#### What to do:
Lines of the listing below that contain the string "devices" are to be returned.

────

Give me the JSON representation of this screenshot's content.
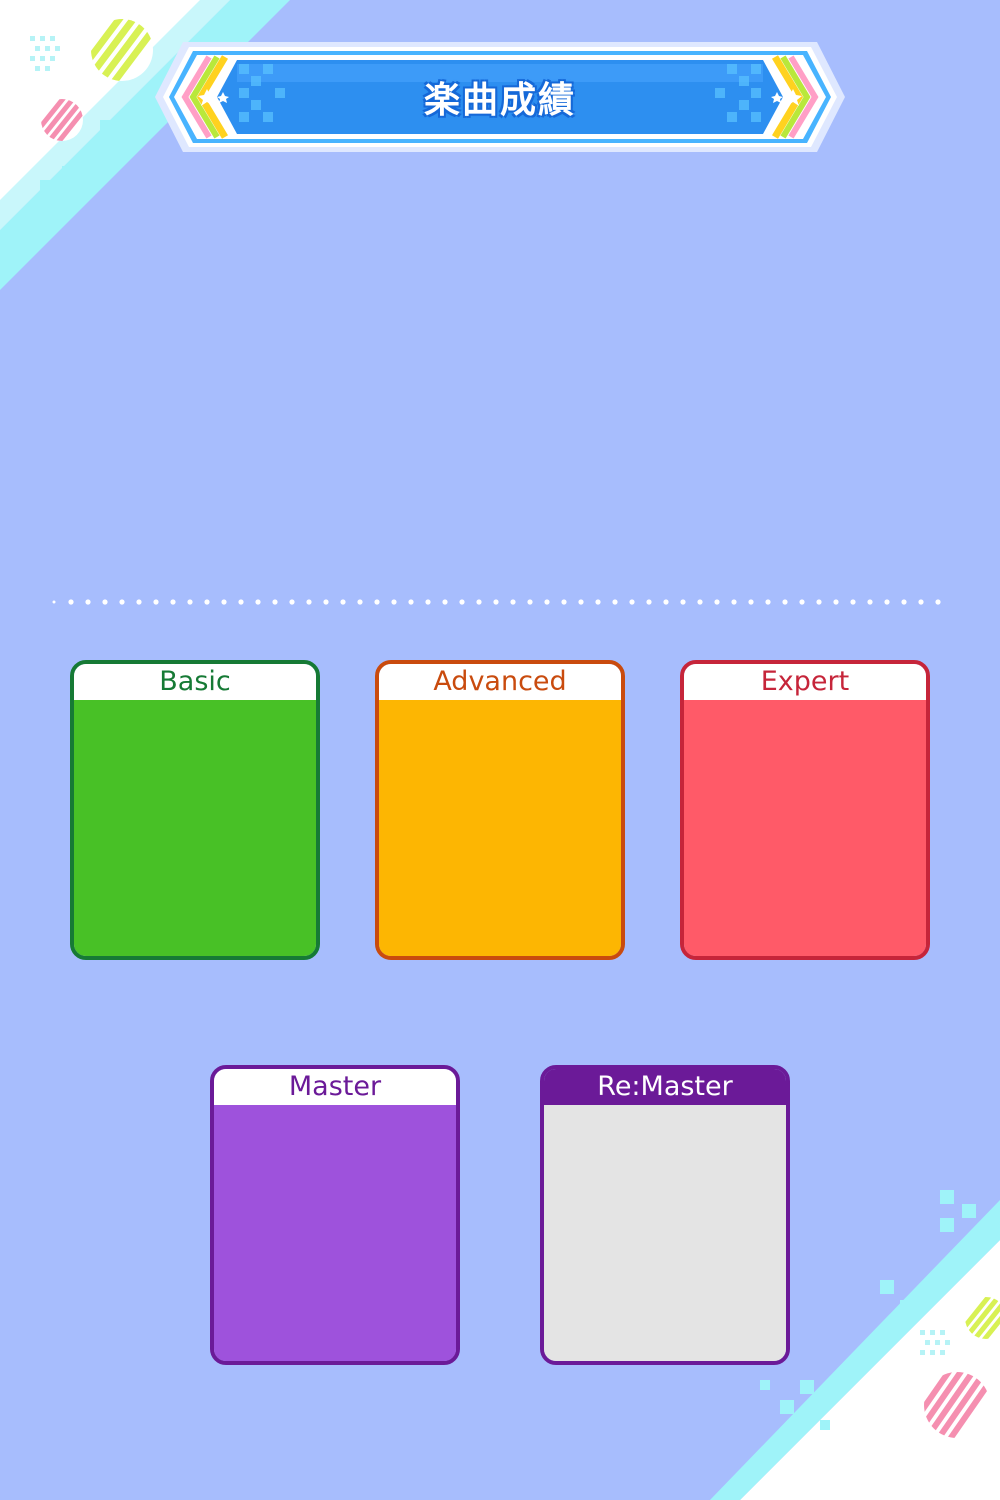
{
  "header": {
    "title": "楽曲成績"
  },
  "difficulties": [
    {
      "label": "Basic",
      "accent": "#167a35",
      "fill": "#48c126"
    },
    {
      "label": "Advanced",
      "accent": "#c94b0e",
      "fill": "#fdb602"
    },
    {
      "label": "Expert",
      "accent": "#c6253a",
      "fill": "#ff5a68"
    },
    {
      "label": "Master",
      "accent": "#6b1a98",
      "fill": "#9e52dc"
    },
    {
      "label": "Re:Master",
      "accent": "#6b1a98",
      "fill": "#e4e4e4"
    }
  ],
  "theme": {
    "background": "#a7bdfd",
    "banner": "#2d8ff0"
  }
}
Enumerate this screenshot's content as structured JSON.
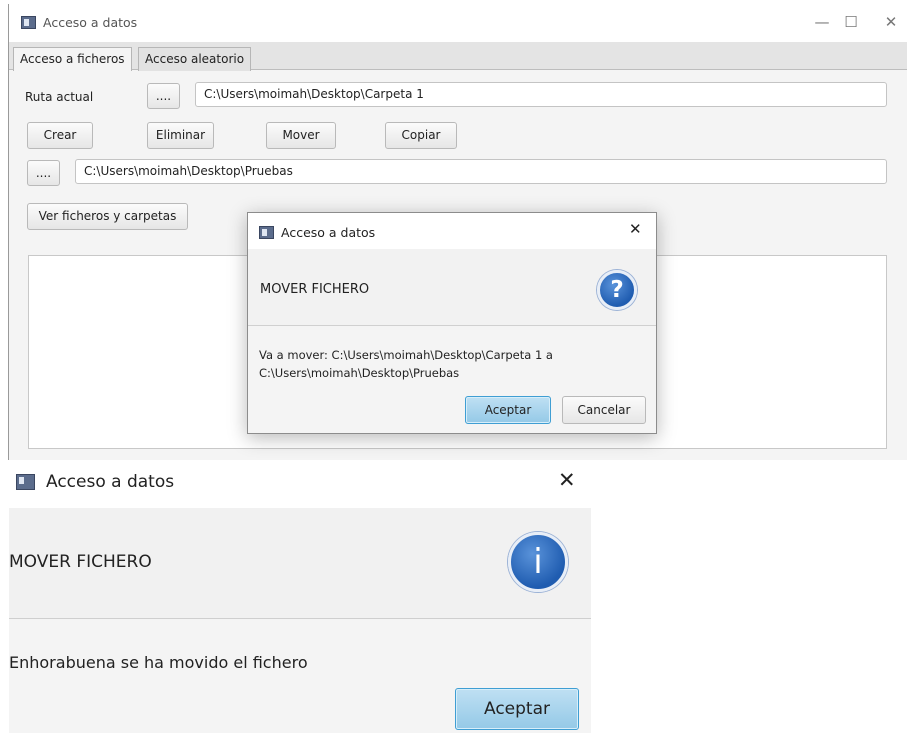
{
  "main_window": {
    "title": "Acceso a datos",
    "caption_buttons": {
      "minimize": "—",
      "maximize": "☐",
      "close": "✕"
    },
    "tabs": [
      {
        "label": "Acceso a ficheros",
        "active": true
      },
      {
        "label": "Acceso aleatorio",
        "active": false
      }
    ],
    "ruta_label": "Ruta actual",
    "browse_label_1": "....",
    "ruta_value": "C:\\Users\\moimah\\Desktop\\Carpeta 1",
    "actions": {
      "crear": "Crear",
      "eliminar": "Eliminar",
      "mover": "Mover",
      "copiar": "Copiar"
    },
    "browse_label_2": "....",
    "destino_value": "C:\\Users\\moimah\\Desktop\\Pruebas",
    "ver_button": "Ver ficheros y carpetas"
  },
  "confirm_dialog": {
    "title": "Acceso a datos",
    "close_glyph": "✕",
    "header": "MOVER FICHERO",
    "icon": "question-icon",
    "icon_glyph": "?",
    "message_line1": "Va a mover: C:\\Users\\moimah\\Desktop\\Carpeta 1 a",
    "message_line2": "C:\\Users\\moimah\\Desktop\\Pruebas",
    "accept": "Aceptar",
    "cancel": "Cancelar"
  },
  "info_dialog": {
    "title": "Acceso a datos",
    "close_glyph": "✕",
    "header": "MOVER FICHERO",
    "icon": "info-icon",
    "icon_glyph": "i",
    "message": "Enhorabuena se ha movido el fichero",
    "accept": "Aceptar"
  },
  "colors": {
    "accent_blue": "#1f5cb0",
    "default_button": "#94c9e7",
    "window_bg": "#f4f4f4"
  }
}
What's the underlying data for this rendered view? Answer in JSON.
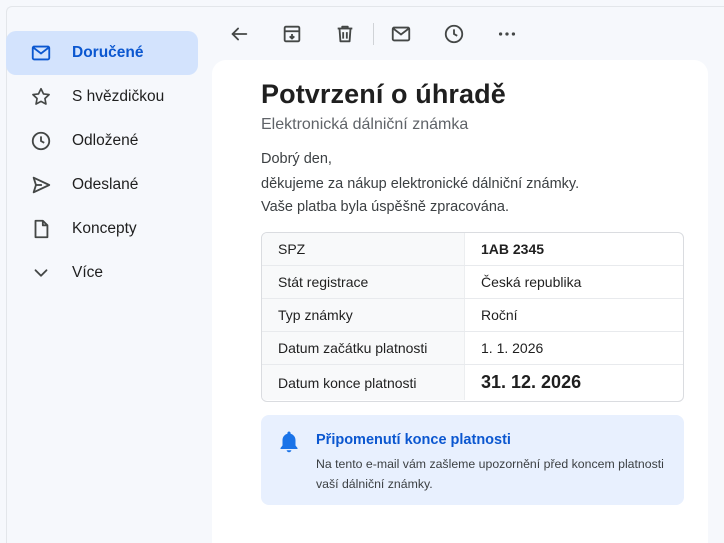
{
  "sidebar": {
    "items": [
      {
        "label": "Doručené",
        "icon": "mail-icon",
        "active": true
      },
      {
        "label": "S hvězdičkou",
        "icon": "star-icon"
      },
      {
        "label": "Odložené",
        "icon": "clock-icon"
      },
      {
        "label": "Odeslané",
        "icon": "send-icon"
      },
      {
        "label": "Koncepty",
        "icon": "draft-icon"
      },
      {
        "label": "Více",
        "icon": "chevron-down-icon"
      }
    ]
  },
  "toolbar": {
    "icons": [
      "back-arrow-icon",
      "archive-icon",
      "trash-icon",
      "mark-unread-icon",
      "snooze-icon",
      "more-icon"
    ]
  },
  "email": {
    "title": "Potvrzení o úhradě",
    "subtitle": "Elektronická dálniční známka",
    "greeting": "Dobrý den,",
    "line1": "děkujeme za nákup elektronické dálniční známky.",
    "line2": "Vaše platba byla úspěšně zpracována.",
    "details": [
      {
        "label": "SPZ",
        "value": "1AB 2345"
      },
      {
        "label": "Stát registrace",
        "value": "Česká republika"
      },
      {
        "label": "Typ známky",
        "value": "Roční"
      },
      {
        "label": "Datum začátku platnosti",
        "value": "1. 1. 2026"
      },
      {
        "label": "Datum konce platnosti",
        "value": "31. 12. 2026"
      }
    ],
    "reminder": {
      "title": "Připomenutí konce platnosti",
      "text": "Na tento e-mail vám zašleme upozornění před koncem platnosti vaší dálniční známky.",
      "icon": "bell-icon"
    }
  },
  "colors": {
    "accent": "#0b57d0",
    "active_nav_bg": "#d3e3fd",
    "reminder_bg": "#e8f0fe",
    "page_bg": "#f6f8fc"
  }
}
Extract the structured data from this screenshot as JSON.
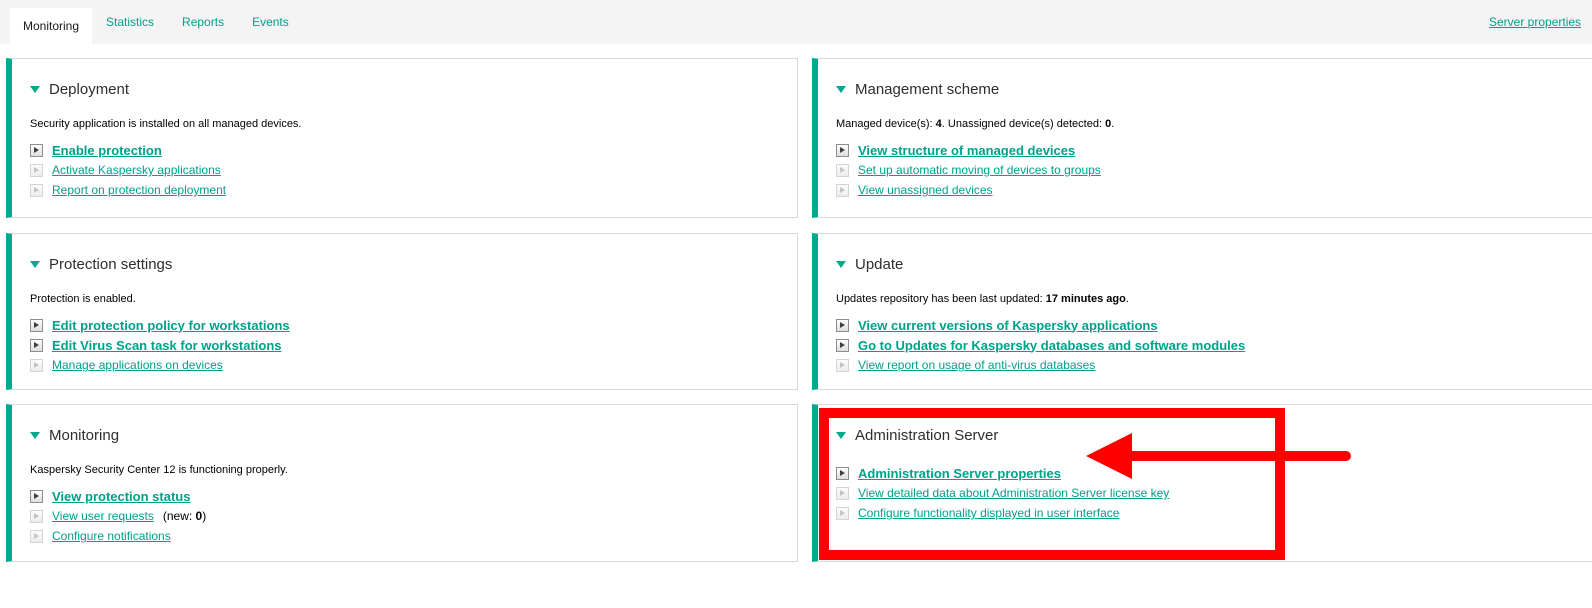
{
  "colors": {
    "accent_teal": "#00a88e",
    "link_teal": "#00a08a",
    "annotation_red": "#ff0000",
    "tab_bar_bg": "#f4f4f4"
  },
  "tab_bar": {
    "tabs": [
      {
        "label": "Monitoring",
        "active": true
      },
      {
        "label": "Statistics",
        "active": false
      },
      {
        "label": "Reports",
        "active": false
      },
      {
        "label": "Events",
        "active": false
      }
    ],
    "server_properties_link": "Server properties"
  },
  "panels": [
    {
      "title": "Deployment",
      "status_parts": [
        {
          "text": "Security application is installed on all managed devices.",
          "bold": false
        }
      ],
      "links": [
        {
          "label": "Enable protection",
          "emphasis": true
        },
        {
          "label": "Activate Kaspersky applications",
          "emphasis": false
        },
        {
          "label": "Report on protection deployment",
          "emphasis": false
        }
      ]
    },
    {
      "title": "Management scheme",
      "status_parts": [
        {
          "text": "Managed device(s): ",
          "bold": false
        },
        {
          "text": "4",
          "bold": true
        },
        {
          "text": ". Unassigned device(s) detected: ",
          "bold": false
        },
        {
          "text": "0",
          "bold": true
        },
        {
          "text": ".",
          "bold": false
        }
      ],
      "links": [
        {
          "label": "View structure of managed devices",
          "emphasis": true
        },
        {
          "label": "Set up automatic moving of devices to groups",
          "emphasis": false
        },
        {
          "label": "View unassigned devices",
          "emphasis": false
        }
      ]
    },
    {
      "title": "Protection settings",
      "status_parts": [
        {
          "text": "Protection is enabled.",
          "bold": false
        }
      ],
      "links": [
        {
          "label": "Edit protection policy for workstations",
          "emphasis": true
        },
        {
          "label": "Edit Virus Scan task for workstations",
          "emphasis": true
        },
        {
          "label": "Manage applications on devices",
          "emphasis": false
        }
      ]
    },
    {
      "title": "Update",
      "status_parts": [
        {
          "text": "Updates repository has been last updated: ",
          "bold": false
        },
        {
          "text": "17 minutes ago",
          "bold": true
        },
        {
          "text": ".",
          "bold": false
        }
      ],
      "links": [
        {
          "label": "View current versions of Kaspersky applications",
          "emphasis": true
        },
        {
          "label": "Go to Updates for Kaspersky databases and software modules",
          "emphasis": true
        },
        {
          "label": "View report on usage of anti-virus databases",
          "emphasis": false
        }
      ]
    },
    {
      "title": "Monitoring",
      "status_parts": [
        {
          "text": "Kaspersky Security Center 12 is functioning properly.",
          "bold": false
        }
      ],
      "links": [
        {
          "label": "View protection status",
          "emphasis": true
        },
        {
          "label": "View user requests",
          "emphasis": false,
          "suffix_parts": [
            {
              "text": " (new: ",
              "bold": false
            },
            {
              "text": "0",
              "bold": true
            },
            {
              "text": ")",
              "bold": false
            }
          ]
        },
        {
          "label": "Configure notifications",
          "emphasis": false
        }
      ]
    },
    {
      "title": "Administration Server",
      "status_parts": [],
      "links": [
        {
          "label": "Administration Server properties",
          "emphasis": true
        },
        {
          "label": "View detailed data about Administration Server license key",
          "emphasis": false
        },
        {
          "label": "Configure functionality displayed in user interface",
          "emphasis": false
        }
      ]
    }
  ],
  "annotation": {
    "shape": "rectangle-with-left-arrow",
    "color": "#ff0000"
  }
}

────

#### Solution to the problem:
          "text": "Security application is installed on all managed devices.",
          "label": "View structure of managed devices",
          "label": "Set up automatic moving of devices to groups",
          "label": "View unassigned devices",
          "label": "Manage applications on devices",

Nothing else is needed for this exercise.